Microservices have been a trending topic for some time now and while we talked a lot about concepts in the past there are more and more real-life experiences to draw on now. In this interview, Michael Bryzek, co-founder and former CTO of Gilt, shares some of his experience working with microservices including how we should design our architectures and APIs to avoid ending up in a dependency hell.
Kolton Andrus is working as "chaos engineer" at Netflix which means he is getting paid for breaking things in production. We are talking with about how to improve overall system quality by injecting failures in production systems, about the idea of "anti-fragility" in the context of software and about how engineering teams of all layers can benefit from a failure injection infrastructure.
Everybody has been talking about microservices for at least two years now and there are a lot of companies trying to migrate to that promising new architecture. We spoke to Sylvia Isler - VP of architecture at VMTurbo - about the reasons to migrate to microservices and how to turn an existing monolith into a distributed, resilient services landscape.
Everybody is talking about Conway’s Law these days - tear down organizational boundaries where they are not useful. Etsy did so in the space of mobile development: there are no longer dedicated mobile dev teams, but every developer is trained on mobile and every team is doing mobile development. We talk to Hannah Mittelstaedt about the benefits and drawbacks of such a transformation.
In his role as co-founder and CEO of Takipi enterprise debugging, Tal Weiss advises enterprises on how to plan and execute production debugging strategies. In this candid interview, Weiss spoke to InfoQ about best (and worst) tools and practices.
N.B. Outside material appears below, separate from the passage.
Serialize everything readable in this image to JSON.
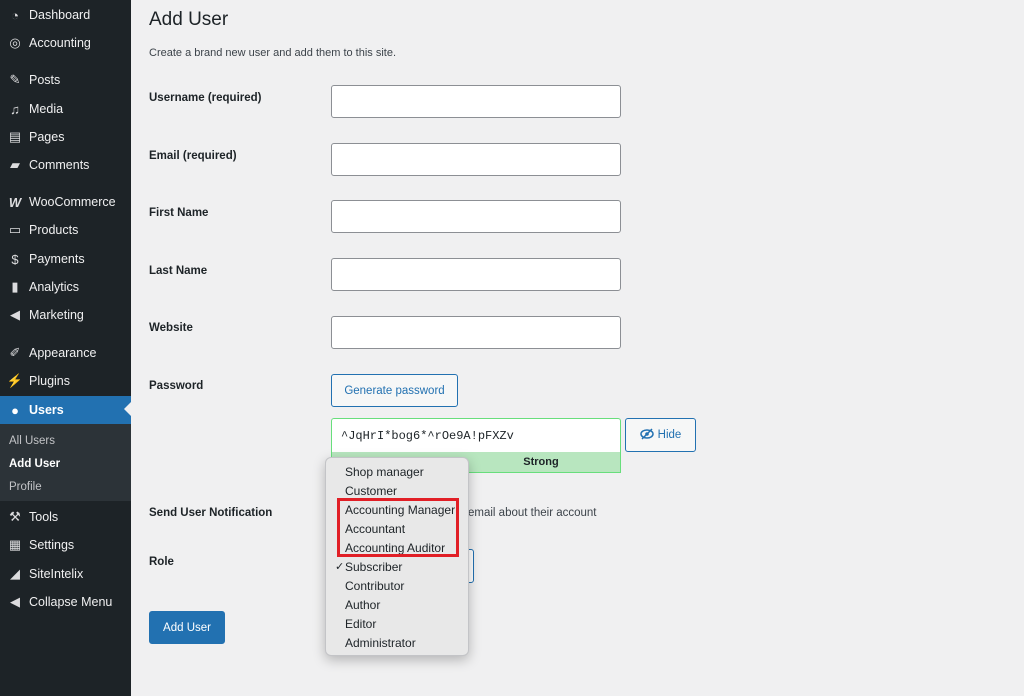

Mary and Tom Poppendieck talk to Charles Humble about continuous delivery, architects, management and other senior roles in IT, and diversity in the industry.
InfoQ's Rags Srinivas caught up with Angel Diaz at Dockercon regarding the Cloud in general and how vendors and users are helping to evolve standards that developers need to pay attention to. He talks about IBM's instigator role in many of the evolving standards and foundations.
What's the impact of Java 8 on the Java ecosystem and why did we have to wait so long for these improvements? Is the JCP the right tool for driving innovation and do we need a really new version of Java? One that would not need take care of backward compatibility? We met Trisha Gee - a great member of our Java community - in New York to talk about these topics.
Randy Shoup talks about designing and building microservices based on his experience of working at large companies, such as Google and eBay. Topics covered include the real impact of Conway's law, how to decide when to move to a microservice-based architecture, organizing team structure around microservices, and where to focus on the standardization of technology and process.
Martin Kleppmann explains how logs are used to implement systems (DBs, replication, consensus systems, etc), integrating DBs and log-based systems, the relevance of CAP and CRDTs, and much more.
Sadek Drobi explains ways to simplify software architectures by reframing the problem and requirements. Also: Scala, Prismic.io, and much more.
Architecture design is defining the basic structure of our software for now and for the future. But how can this work, given that we are living in an agile world accepting the fact that we only have limited knowledge of our final system? InfoQ was talking with Colin Garlick about architecture design and responsibilities during software development.